Jes Hathaway is the editor in chief of National Fisherman magazine and NationalFisherman.com.
Written by Adrianne Madden
Thursday, 27 May 2010
Aside from the overwhelming fears of total ruin in the Gulf of Mexico, one of my biggest concerns about this spill is what it does to the perception of American seafood in general.
Just last weekend I was talking with some friends about overfishing and the film "End of the Line" (which I reviewed in the October '09 issue of National Fisherman), and one of these friends said her reaction to the problem had been basically to stop buying fish. She then said, "Isn't even Alaska salmon overfished?"
I almost choked on my popcorn.
If that's what an average American thinks about seafood already, then what hope does the industry have of recovering from the added burden of contamination?
I assuage my fears by hoping that a) some day Gulf Coast fishermen will have their heritage waters back and b) many fishermen and co-ops are getting involved in direct marketing to bring their faces (and truths) to market.
I told my friend what I often say on these virtual pages, "As long as you're buying American seafood, you're fine."
I'm not sure she believed me, so I'll be sure to make a fish stew the next time she's over.
National Fisherman Live: 3/10/15
In this episode, Online Editor Leslie Taylor talks with Mike McLouglin, vice president of Dunlop Industrial and Protective Footwear.
National Fisherman Live: 2/24/15
In this episode:
March date set for disaster aid dispersal
Oregon LNG project could disrupt fishing
NOAA tweaks gear marking requirement
N.C. launches first commercial/recreational dock
Spiny lobster traps limits not well received
Alaska Gov. Bill Walker is required by state statute to appoint someone to the Board of Fisheries by today, Tuesday, May 19. However, his efforts to fill the seat have gone unfulfilled since he took office in January. The seven-member board serves as an in-state fishery management council for fisheries in state waters.

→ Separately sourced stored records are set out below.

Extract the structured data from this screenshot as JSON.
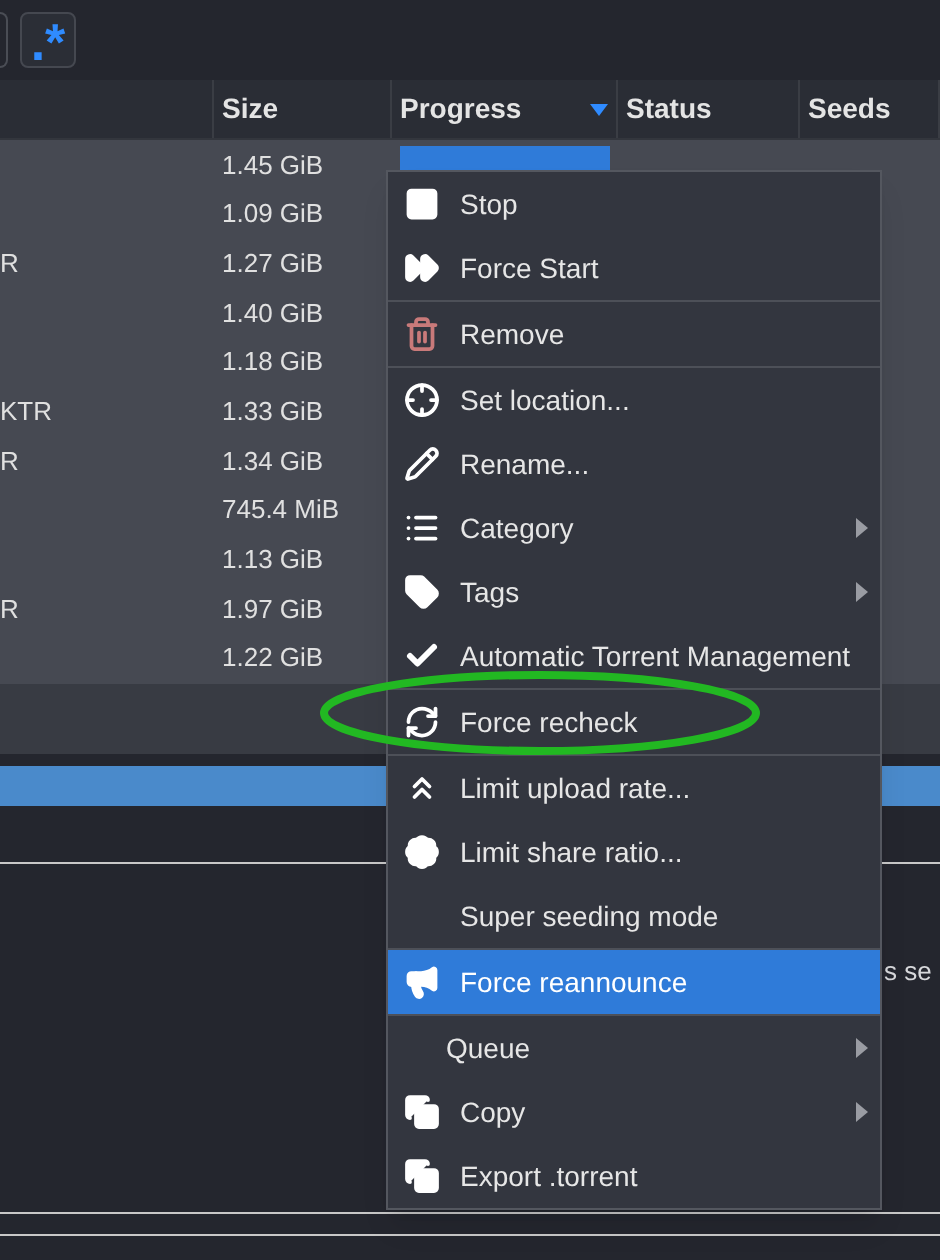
{
  "toolbar": {
    "regex_button": ".*"
  },
  "table": {
    "columns": [
      {
        "label": "Size",
        "sorted": false
      },
      {
        "label": "Progress",
        "sorted": true
      },
      {
        "label": "Status",
        "sorted": false
      },
      {
        "label": "Seeds",
        "sorted": false
      }
    ],
    "rows": [
      {
        "size": "1.45 GiB",
        "level": 1
      },
      {
        "size": "1.09 GiB"
      },
      {
        "name": "R",
        "size": "1.27 GiB"
      },
      {
        "size": "1.40 GiB"
      },
      {
        "size": "1.18 GiB"
      },
      {
        "name": "KTR",
        "size": "1.33 GiB"
      },
      {
        "name": "R",
        "size": "1.34 GiB"
      },
      {
        "size": "745.4 MiB"
      },
      {
        "size": "1.13 GiB"
      },
      {
        "name": "R",
        "size": "1.97 GiB"
      },
      {
        "size": "1.22 GiB"
      }
    ]
  },
  "details_text": "s se",
  "context_menu": {
    "groups": [
      [
        {
          "label": "Stop",
          "kind": "action",
          "submenu": false,
          "selected": false
        },
        {
          "label": "Force Start",
          "kind": "action",
          "submenu": false,
          "selected": false
        }
      ],
      [
        {
          "label": "Remove",
          "kind": "action",
          "submenu": false,
          "selected": false
        }
      ],
      [
        {
          "label": "Set location...",
          "kind": "action",
          "submenu": false,
          "selected": false
        },
        {
          "label": "Rename...",
          "kind": "action",
          "submenu": false,
          "selected": false
        },
        {
          "label": "Category",
          "kind": "action",
          "submenu": true,
          "selected": false
        },
        {
          "label": "Tags",
          "kind": "action",
          "submenu": true,
          "selected": false
        },
        {
          "label": "Automatic Torrent Management",
          "kind": "toggle",
          "checked": true,
          "submenu": false,
          "selected": false
        }
      ],
      [
        {
          "label": "Force recheck",
          "kind": "action",
          "submenu": false,
          "selected": false
        }
      ],
      [
        {
          "label": "Limit upload rate...",
          "kind": "action",
          "submenu": false,
          "selected": false
        },
        {
          "label": "Limit share ratio...",
          "kind": "action",
          "submenu": false,
          "selected": false
        },
        {
          "label": "Super seeding mode",
          "kind": "toggle",
          "checked": false,
          "submenu": false,
          "selected": false
        }
      ],
      [
        {
          "label": "Force reannounce",
          "kind": "action",
          "submenu": false,
          "selected": true
        }
      ],
      [
        {
          "label": "Queue",
          "kind": "plain",
          "submenu": true,
          "selected": false
        },
        {
          "label": "Copy",
          "kind": "action",
          "submenu": true,
          "selected": false
        },
        {
          "label": "Export .torrent",
          "kind": "action",
          "submenu": false,
          "selected": false
        }
      ]
    ]
  }
}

The resignation of Walker’s director of Boards and Commissions, Karen Gillis, fanned the flames of controversy late last week.
Keith Decker, president and COO of High Liner Foods, will take over for the outgoing CEO, Harry Demone, who will assume the role as chairman of the board of directors. The Lunenburg, Nova Scotia-based seafood supplier boasts sales in excess of $310 million (American) for the first quarter of the year.Read more...